How to complete this task:
Repeat every line of the data exactly; the pictures stay out.
*** Stored data ***
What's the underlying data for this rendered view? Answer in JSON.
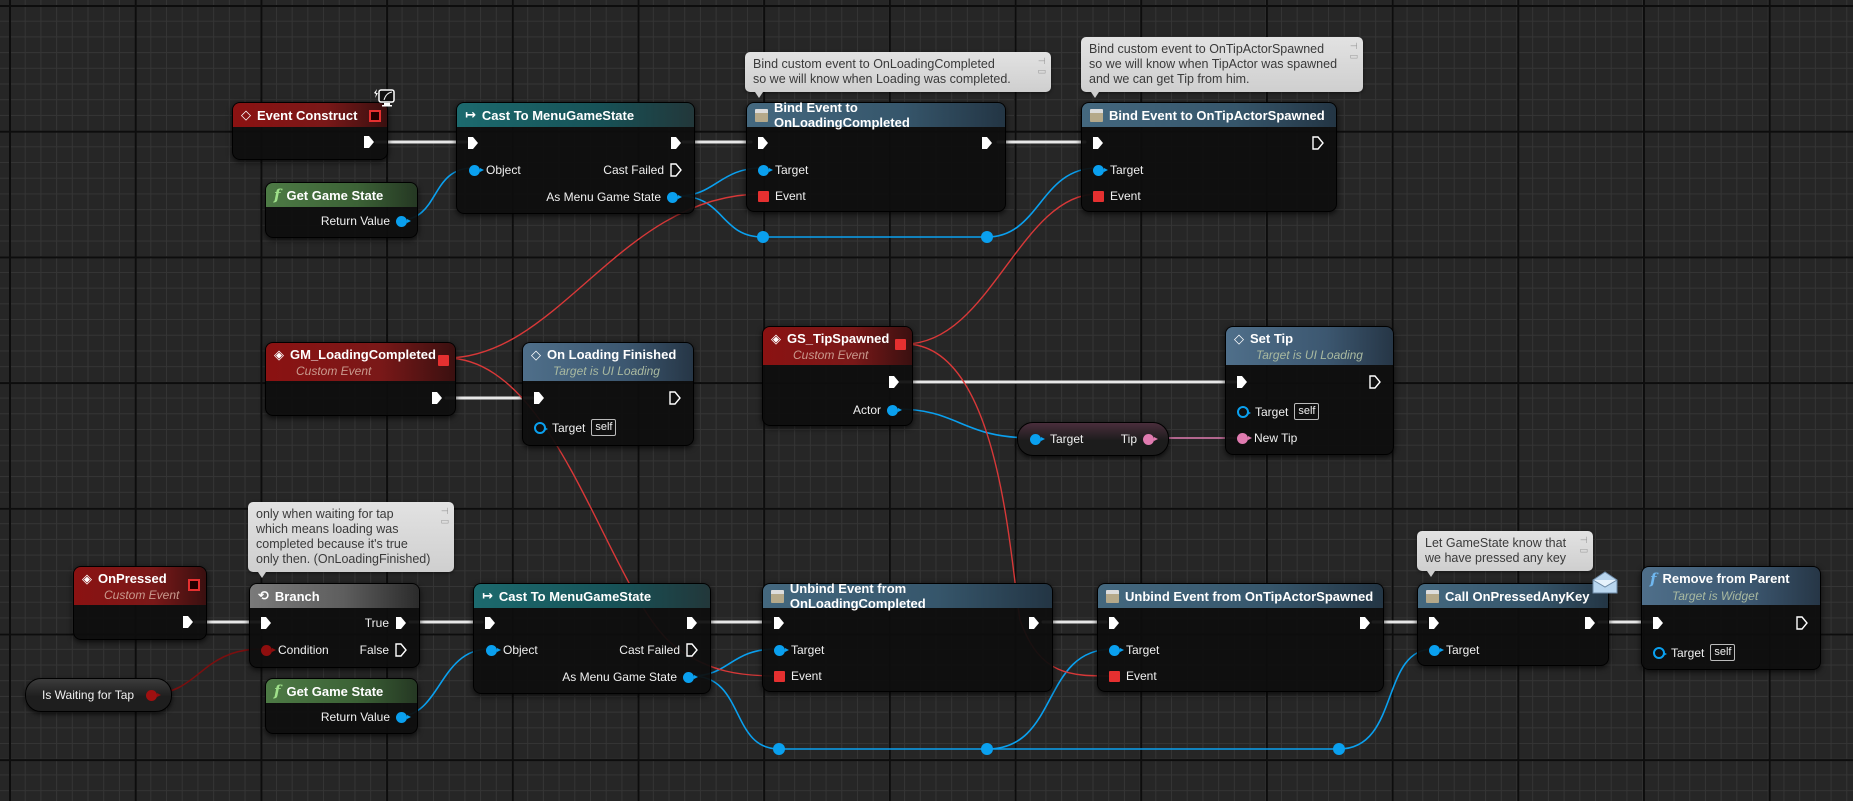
{
  "colors": {
    "exec": "#ffffff",
    "object": "#0aa0ef",
    "delegate": "#e53030",
    "bool": "#8e0e0e",
    "string": "#e07bb0",
    "event_header": "#8b1212",
    "cast_header": "#1c6a6e",
    "function_header": "#4f6f8a",
    "pure_header": "#4d7a45",
    "comment_bg": "#d9d9d9"
  },
  "nodes": {
    "event_construct": {
      "title": "Event Construct",
      "icon": "event-diamond-icon",
      "badge": "widget-monitor-icon"
    },
    "get_game_state_1": {
      "title": "Get Game State",
      "icon": "function-f-icon",
      "return_label": "Return Value"
    },
    "cast_1": {
      "title": "Cast To MenuGameState",
      "icon": "cast-arrow-icon",
      "object_label": "Object",
      "cast_failed_label": "Cast Failed",
      "as_label": "As Menu Game State"
    },
    "bind_loading": {
      "title": "Bind Event to OnLoadingCompleted",
      "icon": "delegate-icon",
      "target_label": "Target",
      "event_label": "Event"
    },
    "bind_tip": {
      "title": "Bind Event to OnTipActorSpawned",
      "icon": "delegate-icon",
      "target_label": "Target",
      "event_label": "Event"
    },
    "gm_loading_completed": {
      "title": "GM_LoadingCompleted",
      "subtitle": "Custom Event",
      "icon": "custom-event-icon"
    },
    "on_loading_finished": {
      "title": "On Loading Finished",
      "subtitle": "Target is UI Loading",
      "icon": "event-diamond-icon",
      "target_label": "Target",
      "self_label": "self"
    },
    "gs_tip_spawned": {
      "title": "GS_TipSpawned",
      "subtitle": "Custom Event",
      "icon": "custom-event-icon",
      "actor_label": "Actor"
    },
    "tip_getter": {
      "target_label": "Target",
      "tip_label": "Tip"
    },
    "set_tip": {
      "title": "Set Tip",
      "subtitle": "Target is UI Loading",
      "icon": "event-diamond-icon",
      "target_label": "Target",
      "self_label": "self",
      "new_tip_label": "New Tip"
    },
    "on_pressed": {
      "title": "OnPressed",
      "subtitle": "Custom Event",
      "icon": "custom-event-icon"
    },
    "branch": {
      "title": "Branch",
      "icon": "branch-icon",
      "true_label": "True",
      "false_label": "False",
      "condition_label": "Condition"
    },
    "is_waiting_for_tap": {
      "label": "Is Waiting for Tap"
    },
    "get_game_state_2": {
      "title": "Get Game State",
      "icon": "function-f-icon",
      "return_label": "Return Value"
    },
    "cast_2": {
      "title": "Cast To MenuGameState",
      "icon": "cast-arrow-icon",
      "object_label": "Object",
      "cast_failed_label": "Cast Failed",
      "as_label": "As Menu Game State"
    },
    "unbind_loading": {
      "title": "Unbind Event from OnLoadingCompleted",
      "icon": "delegate-icon",
      "target_label": "Target",
      "event_label": "Event"
    },
    "unbind_tip": {
      "title": "Unbind Event from OnTipActorSpawned",
      "icon": "delegate-icon",
      "target_label": "Target",
      "event_label": "Event"
    },
    "call_pressed_any_key": {
      "title": "Call OnPressedAnyKey",
      "icon": "delegate-icon",
      "badge": "message-envelope-icon",
      "target_label": "Target"
    },
    "remove_from_parent": {
      "title": "Remove from Parent",
      "subtitle": "Target is Widget",
      "icon": "function-f-icon",
      "target_label": "Target",
      "self_label": "self"
    }
  },
  "comments": {
    "bind_loading": [
      "Bind custom event to OnLoadingCompleted",
      "so we will know when Loading was completed."
    ],
    "bind_tip": [
      "Bind custom event to OnTipActorSpawned",
      "so we will know when TipActor was spawned",
      "and we can get Tip from him."
    ],
    "branch": [
      "only when waiting for tap",
      "which means loading was",
      "completed because it's true",
      "only then. (OnLoadingFinished)"
    ],
    "call_pressed": [
      "Let GameState know that",
      "we have pressed any key"
    ]
  }
}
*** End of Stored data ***
Problem solution:
What's the underlying data for this rendered view? Answer in JSON.
{
  "colors": {
    "exec": "#ffffff",
    "object": "#0aa0ef",
    "delegate": "#e53030",
    "bool": "#8e0e0e",
    "string": "#e07bb0",
    "event_header": "#8b1212",
    "cast_header": "#1c6a6e",
    "function_header": "#4f6f8a",
    "pure_header": "#4d7a45",
    "comment_bg": "#d9d9d9"
  },
  "nodes": {
    "event_construct": {
      "title": "Event Construct",
      "icon": "event-diamond-icon",
      "badge": "widget-monitor-icon"
    },
    "get_game_state_1": {
      "title": "Get Game State",
      "icon": "function-f-icon",
      "return_label": "Return Value"
    },
    "cast_1": {
      "title": "Cast To MenuGameState",
      "icon": "cast-arrow-icon",
      "object_label": "Object",
      "cast_failed_label": "Cast Failed",
      "as_label": "As Menu Game State"
    },
    "bind_loading": {
      "title": "Bind Event to OnLoadingCompleted",
      "icon": "delegate-icon",
      "target_label": "Target",
      "event_label": "Event"
    },
    "bind_tip": {
      "title": "Bind Event to OnTipActorSpawned",
      "icon": "delegate-icon",
      "target_label": "Target",
      "event_label": "Event"
    },
    "gm_loading_completed": {
      "title": "GM_LoadingCompleted",
      "subtitle": "Custom Event",
      "icon": "custom-event-icon"
    },
    "on_loading_finished": {
      "title": "On Loading Finished",
      "subtitle": "Target is UI Loading",
      "icon": "event-diamond-icon",
      "target_label": "Target",
      "self_label": "self"
    },
    "gs_tip_spawned": {
      "title": "GS_TipSpawned",
      "subtitle": "Custom Event",
      "icon": "custom-event-icon",
      "actor_label": "Actor"
    },
    "tip_getter": {
      "target_label": "Target",
      "tip_label": "Tip"
    },
    "set_tip": {
      "title": "Set Tip",
      "subtitle": "Target is UI Loading",
      "icon": "event-diamond-icon",
      "target_label": "Target",
      "self_label": "self",
      "new_tip_label": "New Tip"
    },
    "on_pressed": {
      "title": "OnPressed",
      "subtitle": "Custom Event",
      "icon": "custom-event-icon"
    },
    "branch": {
      "title": "Branch",
      "icon": "branch-icon",
      "true_label": "True",
      "false_label": "False",
      "condition_label": "Condition"
    },
    "is_waiting_for_tap": {
      "label": "Is Waiting for Tap"
    },
    "get_game_state_2": {
      "title": "Get Game State",
      "icon": "function-f-icon",
      "return_label": "Return Value"
    },
    "cast_2": {
      "title": "Cast To MenuGameState",
      "icon": "cast-arrow-icon",
      "object_label": "Object",
      "cast_failed_label": "Cast Failed",
      "as_label": "As Menu Game State"
    },
    "unbind_loading": {
      "title": "Unbind Event from OnLoadingCompleted",
      "icon": "delegate-icon",
      "target_label": "Target",
      "event_label": "Event"
    },
    "unbind_tip": {
      "title": "Unbind Event from OnTipActorSpawned",
      "icon": "delegate-icon",
      "target_label": "Target",
      "event_label": "Event"
    },
    "call_pressed_any_key": {
      "title": "Call OnPressedAnyKey",
      "icon": "delegate-icon",
      "badge": "message-envelope-icon",
      "target_label": "Target"
    },
    "remove_from_parent": {
      "title": "Remove from Parent",
      "subtitle": "Target is Widget",
      "icon": "function-f-icon",
      "target_label": "Target",
      "self_label": "self"
    }
  },
  "comments": {
    "bind_loading": [
      "Bind custom event to OnLoadingCompleted",
      "so we will know when Loading was completed."
    ],
    "bind_tip": [
      "Bind custom event to OnTipActorSpawned",
      "so we will know when TipActor was spawned",
      "and we can get Tip from him."
    ],
    "branch": [
      "only when waiting for tap",
      "which means loading was",
      "completed because it's true",
      "only then. (OnLoadingFinished)"
    ],
    "call_pressed": [
      "Let GameState know that",
      "we have pressed any key"
    ]
  }
}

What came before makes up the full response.